Real Estate News

New yearly low for mortgage rates

Published: 14 Apr 2017

The most recent figures have shown record lows for 2017 mortgage rates, according to data from Freddie Mac. The company explained the trend in a press release on April 13, in which it announced the latest 30-year fixed-rate mortgage level of 4.08 percent. Similarly, 15-year fixed rate mortgages and five-year ARMs also trended downward, according to Freddie Mac's own Primary Mortgage Market Survey.

For all three measures, the big turn seems to have come last November, when rates started to shift direction. In the accompanying press release, Freddie Mac Chief Economist Sean Becketti put the new findings into context, referencing the major patterns seen throughout the year.

"Following a weak March jobs report, the 10-year Treasury yield dropped about 5 basis points," he said. "The 30-year mortgage rate fell 2 basis points to 4.08 percent. Not only did the average 30-year fixed-rate mortgage decline for the fourth consecutive week in our survey, it also fell to a new 2017 low."

As is often the case, the story could be slightly different between states, as local rates follow their own paths, even if they react to the national figures some how.

Zillow Mortgages reported that some locations like the populous California, saw no rate changes at all in the week between April 4 and 11, while other states, such as Colorado and Washington, saw rate raises as high as 3 basis points. Without a definitive picture of what this will do to the market, home buyers could feel like they have to watch both the national and local rates to make the most cost-effective decision.

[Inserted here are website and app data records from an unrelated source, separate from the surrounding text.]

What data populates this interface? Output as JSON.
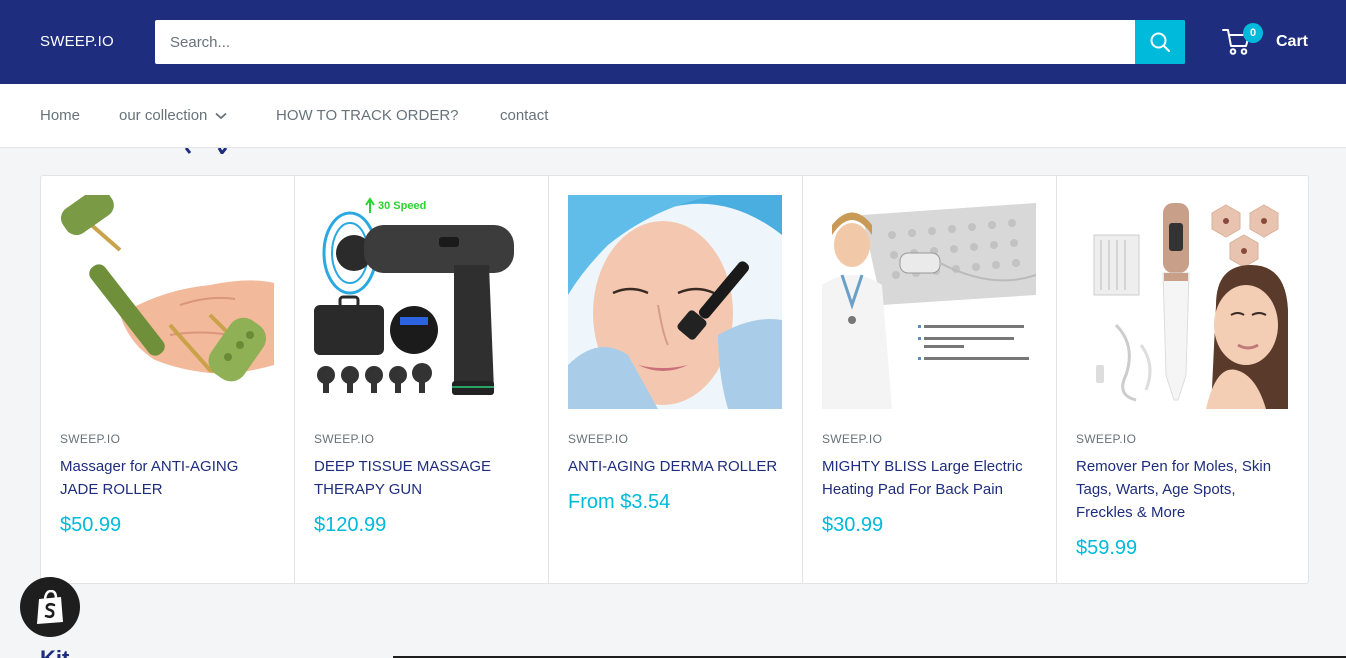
{
  "header": {
    "logo": "SWEEP.IO",
    "search_placeholder": "Search...",
    "cart_label": "Cart",
    "cart_count": "0"
  },
  "nav": {
    "items": [
      {
        "label": "Home"
      },
      {
        "label": "our collection"
      },
      {
        "label": "HOW TO TRACK ORDER?"
      },
      {
        "label": "contact"
      }
    ]
  },
  "products": [
    {
      "vendor": "SWEEP.IO",
      "title": "Massager for ANTI-AGING JADE ROLLER",
      "price": "$50.99"
    },
    {
      "vendor": "SWEEP.IO",
      "title": "DEEP TISSUE MASSAGE THERAPY GUN",
      "price": "$120.99",
      "image_text": "30 Speed"
    },
    {
      "vendor": "SWEEP.IO",
      "title": "ANTI-AGING DERMA ROLLER",
      "price": "From $3.54"
    },
    {
      "vendor": "SWEEP.IO",
      "title": "MIGHTY BLISS Large Electric Heating Pad For Back Pain",
      "price": "$30.99"
    },
    {
      "vendor": "SWEEP.IO",
      "title": "Remover Pen for Moles, Skin Tags, Warts, Age Spots, Freckles & More",
      "price": "$59.99"
    }
  ],
  "next_section_heading": "Kit",
  "colors": {
    "header_bg": "#1e2d7d",
    "accent": "#00badb",
    "link": "#1e2d7d",
    "muted_text": "#677279"
  }
}
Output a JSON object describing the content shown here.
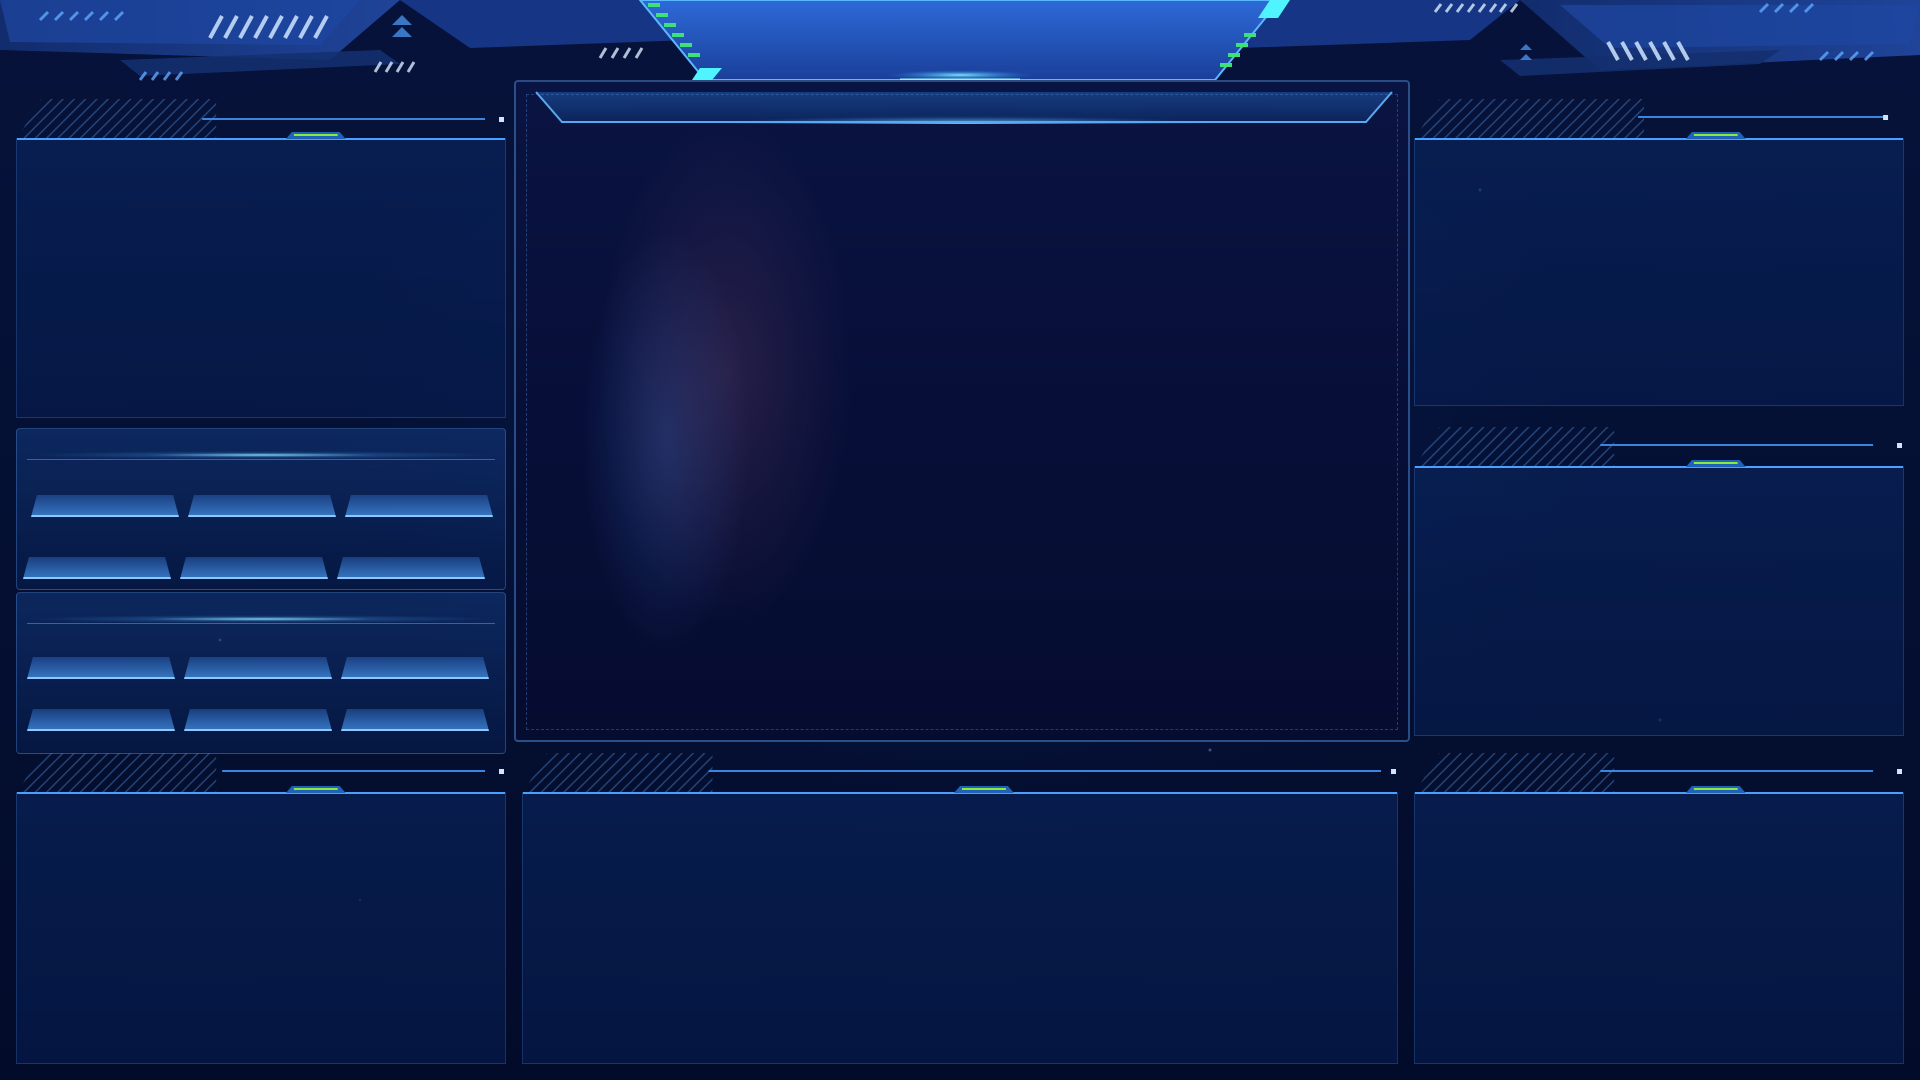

Forbes contributor Mark Greene said that lower taxes could also lead to more mortgage activity, saying that "all signs point to a rising tide" when it comes to the home-buying economy.